Poems from the Van: James Hart
by James Hart
it seems as though a reel of film
is stuck on loop
outside your passenger window.
the scenery’s on repeat:
bushland, farmland, bushland.
there are fields demarcated by
a grid of low, rickety wooden fences
from behind which the cows
peer mournfully as you pass.
you spy the odd servo, adjoined
by a roadside restaurant and nearby
a series of nondescript homes.
it’s pleasant enough, but listless.
over this rise and the next
and the one after that
there’s more of the same -
only the mountains grow closer
the weather varies
and the signposts change their names.
yet the Turnoff draws you on:
that sublime place where green hillsides and cliffs
preside over crystal tunnels
and lazy pointbreaks.
and the small-town vibe of yesteryear
hides well-known secrets
down back roads and sandy tracks.
and in the afternoon
with paddle-weary arms
the clink of schooner glasses
the gentle clack of billiard balls
and friendly laughter in a faraway pub.
you can see it already.
your car eats up the kilometres.
the odometer grows fat with distance.
and the Turnoff draws you on.
by James Hart
There’s a certain type of magic
About those winter days
When the offshore winds are blowing
Yet the crowds all keep away.
You pull up at your local beach
To be greeted by a pleasant view
The parking lot is vacant—
There’s no one there but you.
The lookout yields a similar sight
Of dunes all neat and kempt
Of lonely turquoise water, waves
And a blue sky overhead.
Like a shot of coffee
The sight enlivens you --
But you have to ask the question
‘Where’s the ordinary crew?’
Could it be the wintry chill
That’s crept into the day?
Or the banshee breeze a-howling
That keeps the crowd at bay?
Could it be something more sinister
Something lurking out the back?
Could it be that grey finned Thing
That’s said to bring bad luck?
Stop thinking! instinct warns you
Never question for too long—
It’s only every now and then
These chances come along.
You race back to your car
And pull your thickest rubber up
You check the car door’s locked
And with board underarm you run—
Up the sandy track you sprint
Then down the wooden stairs
To plunge into the shock and cold
Of this blue wonderland
You scrawl your white graffiti
Across the long blue walls
Your wake’s a long white signature:
Claiming each wave here as yours!

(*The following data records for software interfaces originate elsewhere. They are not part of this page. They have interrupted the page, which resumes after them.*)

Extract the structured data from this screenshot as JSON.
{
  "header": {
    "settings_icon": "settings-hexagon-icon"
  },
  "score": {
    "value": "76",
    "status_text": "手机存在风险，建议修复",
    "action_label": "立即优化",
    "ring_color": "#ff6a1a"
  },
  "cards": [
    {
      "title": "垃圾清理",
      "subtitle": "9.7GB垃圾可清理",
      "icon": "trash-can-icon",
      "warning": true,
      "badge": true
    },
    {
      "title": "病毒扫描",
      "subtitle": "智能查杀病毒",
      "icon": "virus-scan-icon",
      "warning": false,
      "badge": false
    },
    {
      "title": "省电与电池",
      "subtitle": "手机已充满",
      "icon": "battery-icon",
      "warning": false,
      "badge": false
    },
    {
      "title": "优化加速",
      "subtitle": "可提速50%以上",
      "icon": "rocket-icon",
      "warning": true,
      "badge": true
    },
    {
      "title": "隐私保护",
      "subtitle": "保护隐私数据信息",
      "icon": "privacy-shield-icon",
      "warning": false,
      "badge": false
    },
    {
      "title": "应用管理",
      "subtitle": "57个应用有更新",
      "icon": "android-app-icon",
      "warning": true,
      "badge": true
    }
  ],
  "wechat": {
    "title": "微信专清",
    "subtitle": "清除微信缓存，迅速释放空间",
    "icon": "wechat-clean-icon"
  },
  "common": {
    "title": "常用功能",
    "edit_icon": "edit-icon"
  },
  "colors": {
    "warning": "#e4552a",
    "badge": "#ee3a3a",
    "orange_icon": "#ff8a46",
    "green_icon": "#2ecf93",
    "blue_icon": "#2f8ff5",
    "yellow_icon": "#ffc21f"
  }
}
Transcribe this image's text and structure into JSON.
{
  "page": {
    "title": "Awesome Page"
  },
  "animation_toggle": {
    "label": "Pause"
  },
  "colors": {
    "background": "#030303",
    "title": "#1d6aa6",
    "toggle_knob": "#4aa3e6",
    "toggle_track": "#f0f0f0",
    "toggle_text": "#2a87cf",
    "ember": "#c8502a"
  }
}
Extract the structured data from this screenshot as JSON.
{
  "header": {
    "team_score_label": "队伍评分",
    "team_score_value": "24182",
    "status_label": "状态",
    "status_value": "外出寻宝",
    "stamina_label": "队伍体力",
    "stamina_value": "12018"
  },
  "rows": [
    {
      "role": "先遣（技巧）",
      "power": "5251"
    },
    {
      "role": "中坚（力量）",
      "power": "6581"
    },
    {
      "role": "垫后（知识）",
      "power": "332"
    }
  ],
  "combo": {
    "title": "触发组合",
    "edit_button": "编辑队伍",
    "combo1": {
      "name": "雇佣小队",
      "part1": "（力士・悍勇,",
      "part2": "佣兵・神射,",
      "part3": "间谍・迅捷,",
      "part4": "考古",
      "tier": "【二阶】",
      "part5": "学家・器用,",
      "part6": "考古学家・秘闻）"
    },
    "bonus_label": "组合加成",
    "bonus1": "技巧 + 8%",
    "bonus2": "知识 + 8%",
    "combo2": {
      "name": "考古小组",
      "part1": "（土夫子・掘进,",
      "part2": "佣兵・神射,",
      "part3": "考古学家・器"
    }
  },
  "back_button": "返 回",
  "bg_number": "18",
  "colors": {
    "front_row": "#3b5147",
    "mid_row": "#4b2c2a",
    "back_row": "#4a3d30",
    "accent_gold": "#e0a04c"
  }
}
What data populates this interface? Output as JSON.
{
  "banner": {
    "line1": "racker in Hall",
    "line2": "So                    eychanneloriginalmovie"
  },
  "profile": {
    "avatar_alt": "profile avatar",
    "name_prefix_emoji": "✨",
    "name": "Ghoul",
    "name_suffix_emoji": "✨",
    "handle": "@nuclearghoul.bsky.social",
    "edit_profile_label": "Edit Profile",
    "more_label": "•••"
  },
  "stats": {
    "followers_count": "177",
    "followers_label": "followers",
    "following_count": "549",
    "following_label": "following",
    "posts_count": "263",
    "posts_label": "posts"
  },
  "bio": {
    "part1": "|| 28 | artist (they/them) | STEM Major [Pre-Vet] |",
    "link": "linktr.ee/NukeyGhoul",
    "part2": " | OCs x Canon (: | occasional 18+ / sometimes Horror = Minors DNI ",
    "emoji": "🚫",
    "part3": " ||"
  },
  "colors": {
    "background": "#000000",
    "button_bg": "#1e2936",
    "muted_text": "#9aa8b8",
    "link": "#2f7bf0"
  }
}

Yet you know that in a moment,
Everything could change
The news could get out
Or the trade winds interchange.
Storm clouds could roll in
And rob the sunlight from your day
Bringing with it that dreaded southerly
That blows magic away.
So you catch as many as you can
While conditions hold
You make your last your second last
Until the day grows old.
And only when the sun’s gone down
And warmth has fled the day
And when the light has grown too dim
That you call it a day.
Now in the frigid semi-dark
You trot back to your car
And fumble numbly with the lock
Toes wincing on the tar.
When you get it open
You towel off your frozen face
You scrub dry your nose, your lips,
Your hair, with the greatest haste.
Headlights fall into the parking lot
As you peel your wetsuit down
He pulls up next to where you stand
And asks, ‘How’s it out there now?’
'Not too bad,' you shrug.
'Just a little bit of fun.'
But he sees the secret in your grin
And a lesson for everyone:
When the winter wind
Is fresh as minted breath
And there's still light enough to see
Out to the darkling west --
When the parking lot is empty
And the sky's an eggshell blue
Brave the cold and check the surf
Winter may reward you if you do.